On Tuesday, 30 congressmembers called on HHS to end roadblocks to medical marijuana research. Thirty members of Congress led by Rep. Earl Blumenaur (D-OR) have sent a letter to Health and Human Services Secretary Mathews Burkwell calling on her to make the process for obtaining marijuana for research purposes less onerous.
Last Thursday, the Blythe city council moved to overturn a dispensary ban. The council voted to authorize city staff to draft an ordinance to repeal the ban put in place in 2010 and introduce a new ordinance to allow dispensaries under strict guidelines.
Also last Thursday, the California Coastal Commission approved San Diego's new medical marijuana ordinance. The approval means parts of Barrio Logan and Sorrento Valley can be added to the short list of neighborhoods where dispensaries can operate.
On Tuesday, a medical marijuana regulation bill won an Assembly committee vote. Senate Bill 1262, sponsored by Sen. Lou Correa (D-Santa Ana), would create the first statewide regulation of medical marijuana. It passed the Assembly Business, Professions and Consumer Protection Committee and now heads for the Assembly Public Safety Committee. It has already passed the Senate.
On Monday, Gov. Rick Scott (R) signed a limited CBD medical marijuana bill into law. He signed the "Charlotte's Web" bill (Senate Bill 1030), which allows a small number of patients to use high-CBD, low-THC cannabis oils for the treatment of epilepsy or cancer.
District of Columbia
On Tuesday, the DC Council moved toward expanding medical marijuana access. In a joint session of the Health and Judiciary and Public Safety committees, the council gave preliminary approval to two bills. Bill 20-766, cosponsored by every member of the council, would repeal the qualifying conditions list and allow physicians to recommend marijuana to any patient they think marijuana would benefit.
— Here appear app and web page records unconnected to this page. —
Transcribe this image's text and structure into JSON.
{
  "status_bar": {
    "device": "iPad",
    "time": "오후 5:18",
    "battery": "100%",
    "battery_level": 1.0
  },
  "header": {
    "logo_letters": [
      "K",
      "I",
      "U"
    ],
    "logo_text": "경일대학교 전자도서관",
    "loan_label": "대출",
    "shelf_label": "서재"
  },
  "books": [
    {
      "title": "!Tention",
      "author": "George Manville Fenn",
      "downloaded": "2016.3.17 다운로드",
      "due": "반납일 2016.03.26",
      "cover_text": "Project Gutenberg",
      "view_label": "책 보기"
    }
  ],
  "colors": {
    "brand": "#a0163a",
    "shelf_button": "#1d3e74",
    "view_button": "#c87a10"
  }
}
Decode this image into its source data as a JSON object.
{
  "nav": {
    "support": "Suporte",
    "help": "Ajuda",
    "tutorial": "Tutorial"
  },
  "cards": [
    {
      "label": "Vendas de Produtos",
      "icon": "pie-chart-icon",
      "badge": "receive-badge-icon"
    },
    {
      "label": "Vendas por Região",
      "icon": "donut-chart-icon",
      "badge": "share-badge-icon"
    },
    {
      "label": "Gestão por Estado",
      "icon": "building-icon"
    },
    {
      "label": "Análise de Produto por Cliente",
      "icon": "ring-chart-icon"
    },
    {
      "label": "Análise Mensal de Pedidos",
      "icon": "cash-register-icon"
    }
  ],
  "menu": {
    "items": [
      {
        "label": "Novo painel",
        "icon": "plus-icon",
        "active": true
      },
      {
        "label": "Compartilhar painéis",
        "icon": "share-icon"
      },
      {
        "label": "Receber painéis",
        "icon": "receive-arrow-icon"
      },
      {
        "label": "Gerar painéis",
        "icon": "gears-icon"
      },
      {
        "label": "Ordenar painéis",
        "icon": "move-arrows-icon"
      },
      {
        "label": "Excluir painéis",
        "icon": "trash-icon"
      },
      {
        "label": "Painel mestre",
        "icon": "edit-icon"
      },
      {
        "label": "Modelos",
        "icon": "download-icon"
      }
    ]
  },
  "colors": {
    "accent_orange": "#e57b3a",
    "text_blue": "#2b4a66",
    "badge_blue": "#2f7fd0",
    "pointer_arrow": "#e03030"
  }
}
Bill 20-678, would increase the number of plants a cultivation center could possess from 95 to 500, better ensuring that patient need is met.
Last Friday, the Kentucky VFW passed a resolution supporting medical marijuana for vets. The Kentucky state convention of Veterans of Foreign Wars (VFW) passed a resolution calling on the national VFW to support medical marijuana access for veterans through the Veterans Administration. The VA should begin "post haste" to provide medical marijuana to vets through VA Hospital System pharmacies, the resolution said. The resolution will be brought up at the VFW national convention in St. Louis next month.
On Tuesday, the state Department of Health got an earful over its proposed new medical marijuana program rules. Proposals to reduce the number of plants patients can grow, impose stricter testing requirements, and increase fees are all proving unpopular. So is the department's insistence on holding the hearing Tuesday instead of postponing it to allow more time for people to respond to the proposed rules.
As of Wednesday, the Compassionate Use Act was still alive, but just barely. Gov. Andrew Cuomo (D) rejected the Compassionate Use Act Tuesday, just two days before the state's legislative session ends. Legislators are working to revise the bill in a manner acceptable to Cuomo, and he has signaled he was willing to waive legislative rules to allow a late bill to be introduced.
On Monday, medical marijuana initiative signature-gatherers complained of harassment by the Tulsa Police. Signature-gatherers for the state's medical marijuana initiative say that on at least four occasions, Tulsa Police have shown up to harass them. Police asked signature-gatherers to leave, then, when they asserted their right to petition, began asking for identification and doing background checks on them. Tulsa Police, for their part, said they had records of two calls reporting that signature-gatherers were selling marijuana. But no one was arrested for selling marijuana or anything else, and the campaign group Oklahomans for Health said its people were not selling or advertising marijuana. The group said it has asked the ACLU of Oklahoma for assistance.
Last Tuesday, state Democrats voted overwhelmingly for medical marijuana in a non-binding primary question. South Carolina Democrats voting in the party primary Tuesday supported a non-binding question about allowing for medical marijuana use by a margin of three-to-one. The state passed a limited CBD medical marijuana bill this year, but that will only help a small number of patients.
For extensive information about the medical marijuana debate, presented in a neutral format, visit MedicalMarijuana.ProCon.org.]